5. Covenants running with the land
When a party purchases a piece of land with showing the notice that the owner of the land will be bound by all duties and liabilities which affect the land, then he can sue upon a contract between the previous land-owner and a settler even if he was not a party to the contract.
6. Contract by Agents
The relationship between the principal and agent is an agency. When the principal forms the contracts either expressly or impliedly with any person the agent of that principal also get interested in that contract.
And, the agent can sue the other party on behalf of his principal, if there is any breach of contract.
The principal-agent rule states that if one of the contracting parties contracts as an agent, then either the agent or the principal, can sue to enforce the contract, but not both principal and agent together.
The doctrine of privity of contract is a general principle in common law that implies that only the parties to the contract can prosecute against each other if any of the parties breaches the contract.
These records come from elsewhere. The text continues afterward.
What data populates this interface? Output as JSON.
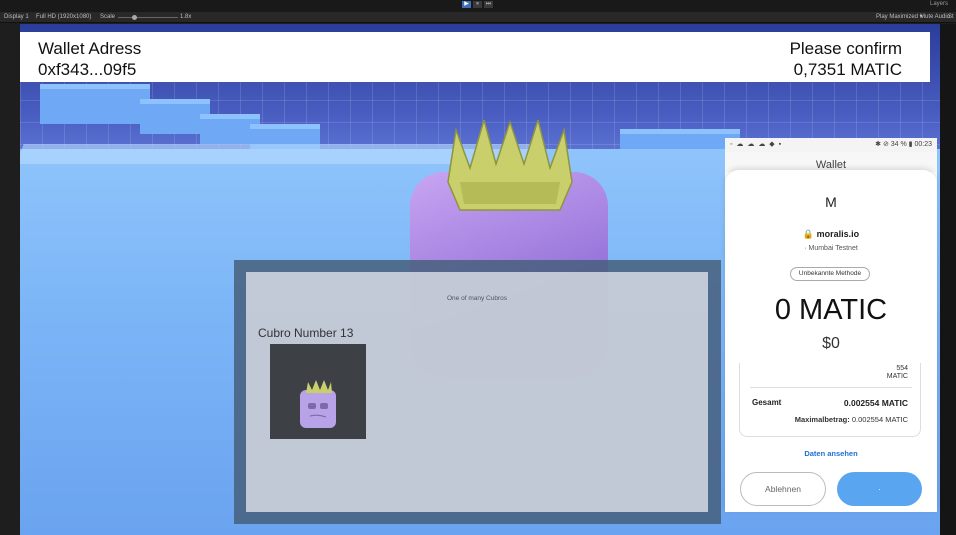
{
  "editor": {
    "play_icons": [
      "▶",
      "⏸",
      "⏭"
    ],
    "layers_label": "Layers",
    "display": "Display 1",
    "resolution": "Full HD (1920x1080)",
    "scale_label": "Scale",
    "scale_value": "1.8x",
    "play_mode": "Play Maximized ▾",
    "mute": "Mute Audio",
    "stats": "St"
  },
  "header": {
    "wallet_label": "Wallet Adress",
    "wallet_value": "0xf343...09f5",
    "confirm_label": "Please confirm",
    "confirm_value": "0,7351 MATIC"
  },
  "card": {
    "subtitle": "One of many Cubros",
    "title": "Cubro Number 13"
  },
  "wallet": {
    "status_left": "◦ ☁ ☁ ☁ ◆ ▪",
    "status_right": "✱ ⊘ 34 % ▮ 00:23",
    "behind_title": "Wallet",
    "logo": "M",
    "site": "🔒 moralis.io",
    "network": "· Mumbai Testnet",
    "method": "Unbekannte Methode",
    "amount": "0 MATIC",
    "usd": "$0",
    "fee_line1": "554",
    "fee_line2": "MATIC",
    "total_label": "Gesamt",
    "total_value": "0.002554 MATIC",
    "max_label": "Maximalbetrag:",
    "max_value": "0.002554 MATIC",
    "details_link": "Daten ansehen",
    "reject_label": "Ablehnen",
    "confirm_label": "·"
  },
  "colors": {
    "confirm_button": "#5aa5f0",
    "link": "#1f6fd6",
    "cube": "#9a78db",
    "crown": "#c9cf6a"
  }
}
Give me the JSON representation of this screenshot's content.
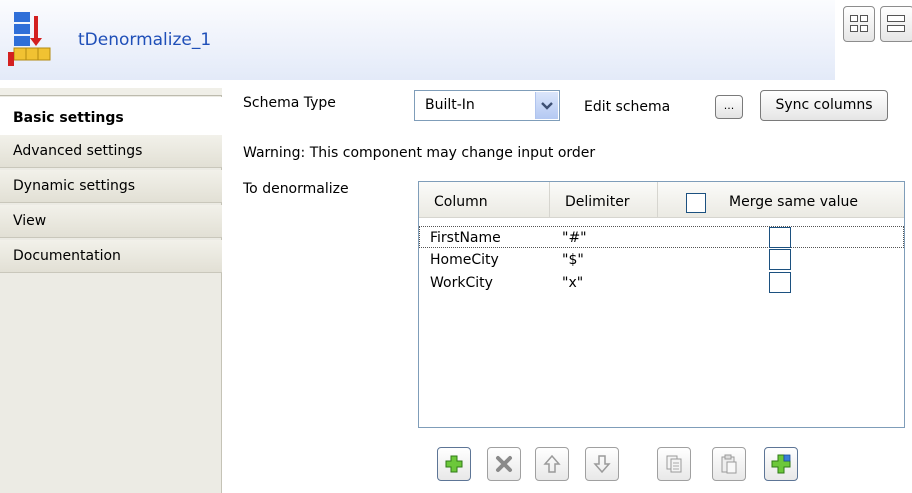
{
  "header": {
    "title": "tDenormalize_1"
  },
  "sidebar": {
    "tabs": [
      {
        "label": "Basic settings",
        "active": true
      },
      {
        "label": "Advanced settings",
        "active": false
      },
      {
        "label": "Dynamic settings",
        "active": false
      },
      {
        "label": "View",
        "active": false
      },
      {
        "label": "Documentation",
        "active": false
      }
    ]
  },
  "main": {
    "schema_type_label": "Schema Type",
    "schema_type_value": "Built-In",
    "edit_schema_label": "Edit schema",
    "edit_schema_button": "...",
    "sync_columns_button": "Sync columns",
    "warning": "Warning: This component may change input order",
    "to_denormalize_label": "To denormalize"
  },
  "table": {
    "headers": {
      "column": "Column",
      "delimiter": "Delimiter",
      "merge": "Merge same value"
    },
    "rows": [
      {
        "column": "FirstName",
        "delimiter": "\"#\"",
        "merge": false
      },
      {
        "column": "HomeCity",
        "delimiter": "\"$\"",
        "merge": false
      },
      {
        "column": "WorkCity",
        "delimiter": "\"x\"",
        "merge": false
      }
    ]
  },
  "toolbar": {
    "buttons": [
      {
        "icon": "add-icon",
        "enabled": true
      },
      {
        "icon": "delete-icon",
        "enabled": false
      },
      {
        "icon": "move-up-icon",
        "enabled": false
      },
      {
        "icon": "move-down-icon",
        "enabled": false
      },
      {
        "icon": "copy-icon",
        "enabled": false
      },
      {
        "icon": "paste-icon",
        "enabled": false
      },
      {
        "icon": "add-all-icon",
        "enabled": true
      }
    ]
  }
}
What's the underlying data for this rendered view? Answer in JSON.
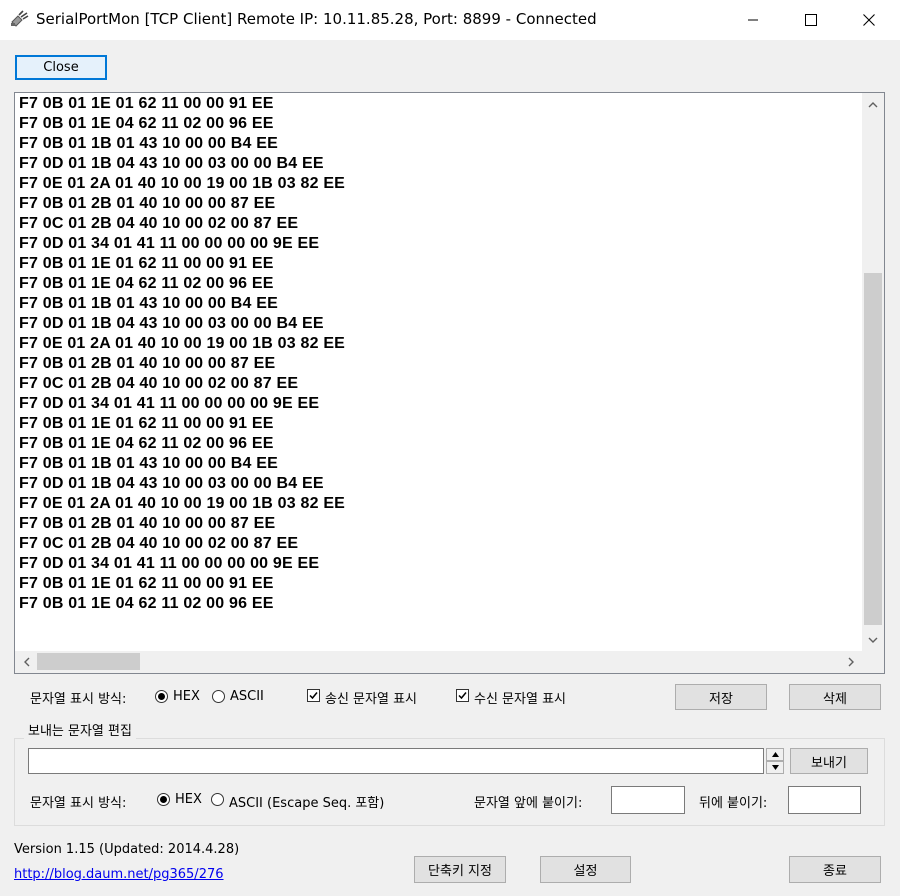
{
  "window": {
    "title": "SerialPortMon [TCP Client] Remote IP: 10.11.85.28, Port: 8899 - Connected",
    "icons": {
      "app": "serial-plug-icon",
      "minimize": "minimize-icon",
      "maximize": "maximize-icon",
      "close": "close-icon"
    }
  },
  "toolbar": {
    "close_label": "Close"
  },
  "log": {
    "lines": [
      "F7 0B 01 1E 01 62 11 00 00 91 EE",
      "F7 0B 01 1E 04 62 11 02 00 96 EE",
      "F7 0B 01 1B 01 43 10 00 00 B4 EE",
      "F7 0D 01 1B 04 43 10 00 03 00 00 B4 EE",
      "F7 0E 01 2A 01 40 10 00 19 00 1B 03 82 EE",
      "F7 0B 01 2B 01 40 10 00 00 87 EE",
      "F7 0C 01 2B 04 40 10 00 02 00 87 EE",
      "F7 0D 01 34 01 41 11 00 00 00 00 9E EE",
      "F7 0B 01 1E 01 62 11 00 00 91 EE",
      "F7 0B 01 1E 04 62 11 02 00 96 EE",
      "F7 0B 01 1B 01 43 10 00 00 B4 EE",
      "F7 0D 01 1B 04 43 10 00 03 00 00 B4 EE",
      "F7 0E 01 2A 01 40 10 00 19 00 1B 03 82 EE",
      "F7 0B 01 2B 01 40 10 00 00 87 EE",
      "F7 0C 01 2B 04 40 10 00 02 00 87 EE",
      "F7 0D 01 34 01 41 11 00 00 00 00 9E EE",
      "F7 0B 01 1E 01 62 11 00 00 91 EE",
      "F7 0B 01 1E 04 62 11 02 00 96 EE",
      "F7 0B 01 1B 01 43 10 00 00 B4 EE",
      "F7 0D 01 1B 04 43 10 00 03 00 00 B4 EE",
      "F7 0E 01 2A 01 40 10 00 19 00 1B 03 82 EE",
      "F7 0B 01 2B 01 40 10 00 00 87 EE",
      "F7 0C 01 2B 04 40 10 00 02 00 87 EE",
      "F7 0D 01 34 01 41 11 00 00 00 00 9E EE",
      "F7 0B 01 1E 01 62 11 00 00 91 EE",
      "F7 0B 01 1E 04 62 11 02 00 96 EE"
    ]
  },
  "display_options": {
    "mode_label": "문자열 표시 방식:",
    "hex_label": "HEX",
    "ascii_label": "ASCII",
    "hex_selected": true,
    "show_sent_label": "송신 문자열 표시",
    "show_sent_checked": true,
    "show_received_label": "수신 문자열 표시",
    "show_received_checked": true,
    "save_label": "저장",
    "delete_label": "삭제"
  },
  "send_group": {
    "title": "보내는 문자열 편집",
    "input_value": "",
    "send_label": "보내기",
    "mode_label": "문자열 표시 방식:",
    "hex_label": "HEX",
    "ascii_label": "ASCII (Escape Seq. 포함)",
    "hex_selected": true,
    "prefix_label": "문자열 앞에 붙이기:",
    "prefix_value": "",
    "suffix_label": "뒤에 붙이기:",
    "suffix_value": ""
  },
  "footer": {
    "version": "Version 1.15 (Updated: 2014.4.28)",
    "link": "http://blog.daum.net/pg365/276",
    "shortcut_label": "단축키 지정",
    "settings_label": "설정",
    "exit_label": "종료"
  },
  "colors": {
    "accent": "#0078d7",
    "link": "#0000ee",
    "window_bg": "#f0f0f0"
  }
}
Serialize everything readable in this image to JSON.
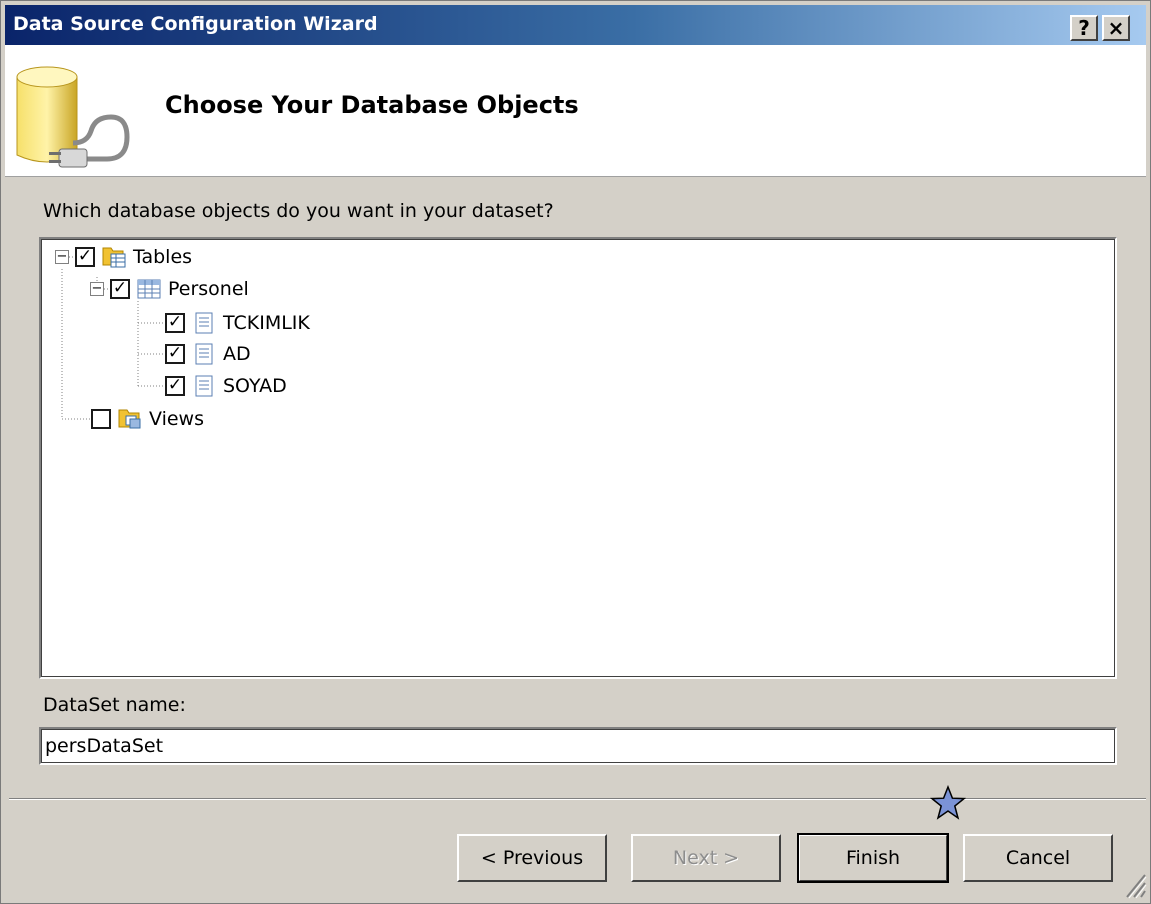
{
  "window": {
    "title": "Data Source Configuration Wizard",
    "help_button": "?",
    "close_button": "×"
  },
  "header": {
    "title": "Choose Your Database Objects",
    "icon": "database-plug-icon"
  },
  "prompt": "Which database objects do you want in your dataset?",
  "tree": {
    "nodes": [
      {
        "label": "Tables",
        "checked": true,
        "expanded": true,
        "icon": "folder-tables-icon"
      },
      {
        "label": "Personel",
        "checked": true,
        "expanded": true,
        "icon": "table-icon"
      },
      {
        "label": "TCKIMLIK",
        "checked": true,
        "icon": "column-icon"
      },
      {
        "label": "AD",
        "checked": true,
        "icon": "column-icon"
      },
      {
        "label": "SOYAD",
        "checked": true,
        "icon": "column-icon"
      },
      {
        "label": "Views",
        "checked": false,
        "icon": "folder-views-icon"
      }
    ]
  },
  "dataset": {
    "label": "DataSet name:",
    "value": "persDataSet"
  },
  "buttons": {
    "previous": "< Previous",
    "next": "Next >",
    "finish": "Finish",
    "cancel": "Cancel"
  },
  "checkmark": "✓",
  "expander_minus": "−"
}
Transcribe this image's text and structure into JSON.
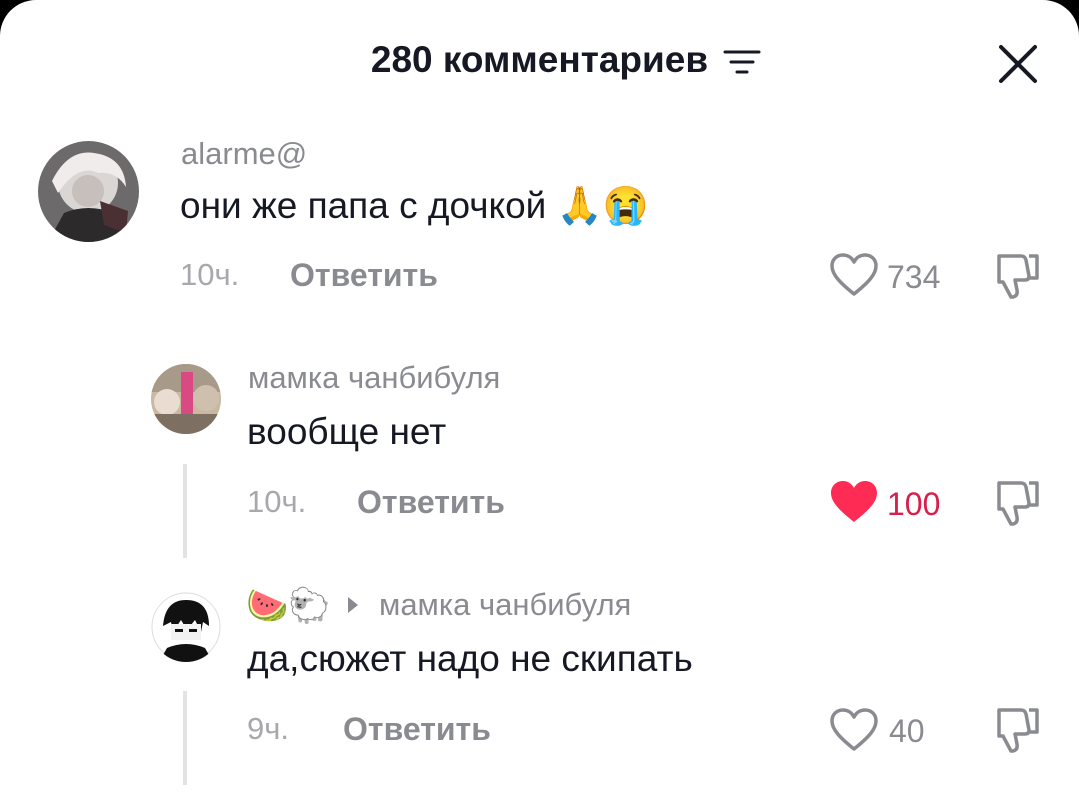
{
  "header": {
    "title": "280 комментариев"
  },
  "colors": {
    "liked": "#fe2c55",
    "text": "#161823",
    "muted": "#8a8b91"
  },
  "comments": [
    {
      "username": "alarme@",
      "text": "они же папа с дочкой",
      "emoji": "🙏😭",
      "time": "10ч.",
      "reply_label": "Ответить",
      "likes": "734",
      "liked": false
    },
    {
      "username": "мамка чанбибуля",
      "text": "вообще нет",
      "time": "10ч.",
      "reply_label": "Ответить",
      "likes": "100",
      "liked": true
    },
    {
      "username_emoji": "🍉🐑",
      "reply_to": "мамка чанбибуля",
      "text": "да,сюжет надо не скипать",
      "time": "9ч.",
      "reply_label": "Ответить",
      "likes": "40",
      "liked": false
    }
  ]
}
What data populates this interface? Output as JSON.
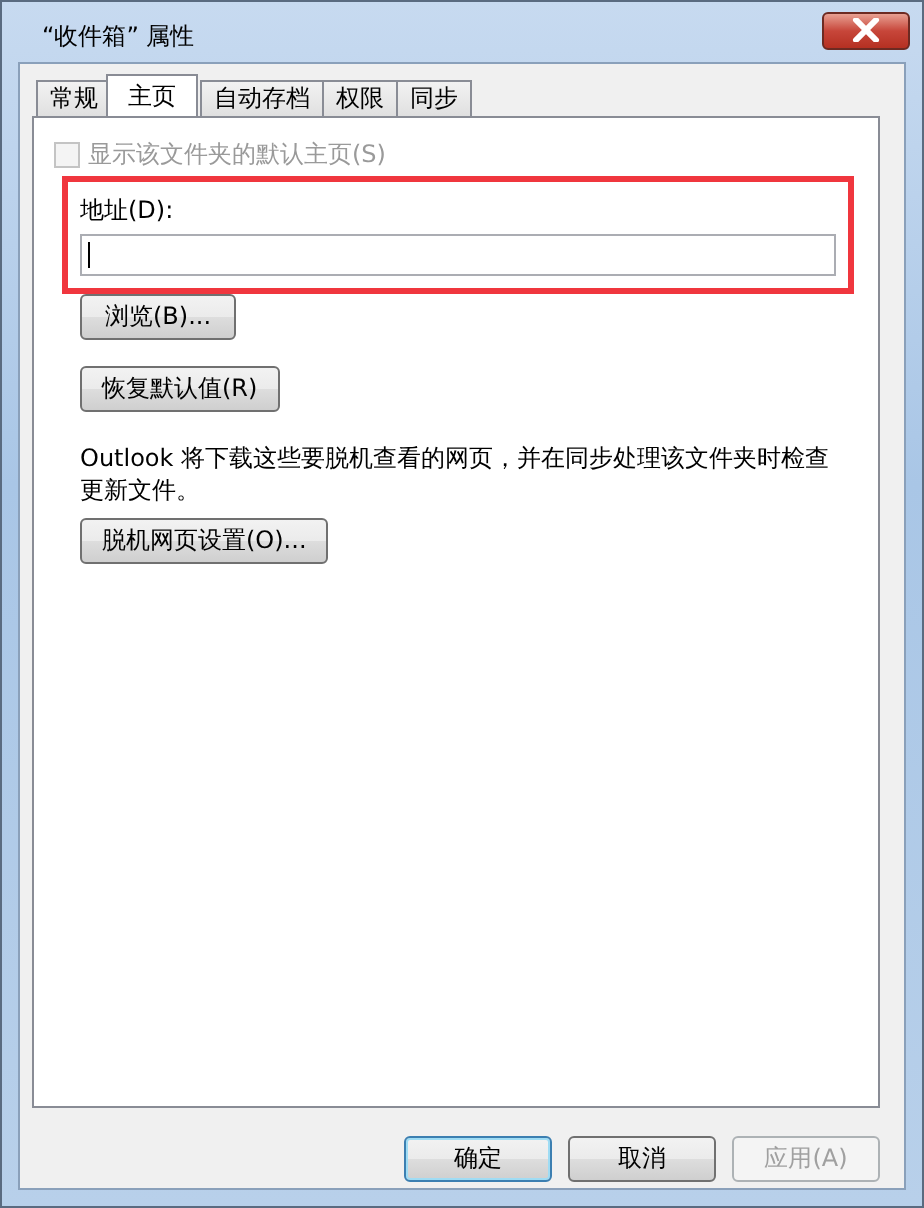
{
  "window": {
    "title": "“收件箱” 属性"
  },
  "tabs": [
    {
      "label": "常规",
      "selected": false
    },
    {
      "label": "主页",
      "selected": true
    },
    {
      "label": "自动存档",
      "selected": false
    },
    {
      "label": "权限",
      "selected": false
    },
    {
      "label": "同步",
      "selected": false
    }
  ],
  "home_page": {
    "show_default": {
      "label": "显示该文件夹的默认主页(S)",
      "checked": false,
      "disabled": true
    },
    "address": {
      "label": "地址(D):",
      "highlighted": true
    },
    "browse_button": "浏览(B)...",
    "restore_button": "恢复默认值(R)",
    "offline_note": "Outlook 将下载这些要脱机查看的网页，并在同步处理该文件夹时检查更新文件。",
    "offline_button": "脱机网页设置(O)..."
  },
  "buttons": [
    {
      "label": "确定",
      "default": true,
      "disabled": false
    },
    {
      "label": "取消",
      "default": false,
      "disabled": false
    },
    {
      "label": "应用(A)",
      "default": false,
      "disabled": true
    }
  ]
}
Any third party who is not a party to the contract cannot sue against the parties to the contract.
The doctrine of privity of contract does not grant the right to the third person to sue be sued in a contract to parties in a contract.
However, there are certain exceptions to the doctrine of privity of contract.
- Law of Contract – Bare Act 2021 Edition Professional
- The Indian Contract Act 1872 Bare Act 2021 Edition
- Law of Contract & Specific Relief Dr Avtar Singh Latest Edition-2020
- Pollock & Mulla – The Indian Contract Act, 1872
- CONTRACT Paper I – By R.K. Bangia [Edtion 2019 – 2020]
- CONTRACT Paper-II – By R. K. Bangia
- NOTES ON INDIAN CONTRACT ACT 1872: BEST NOTES FOR LAW STUDENTS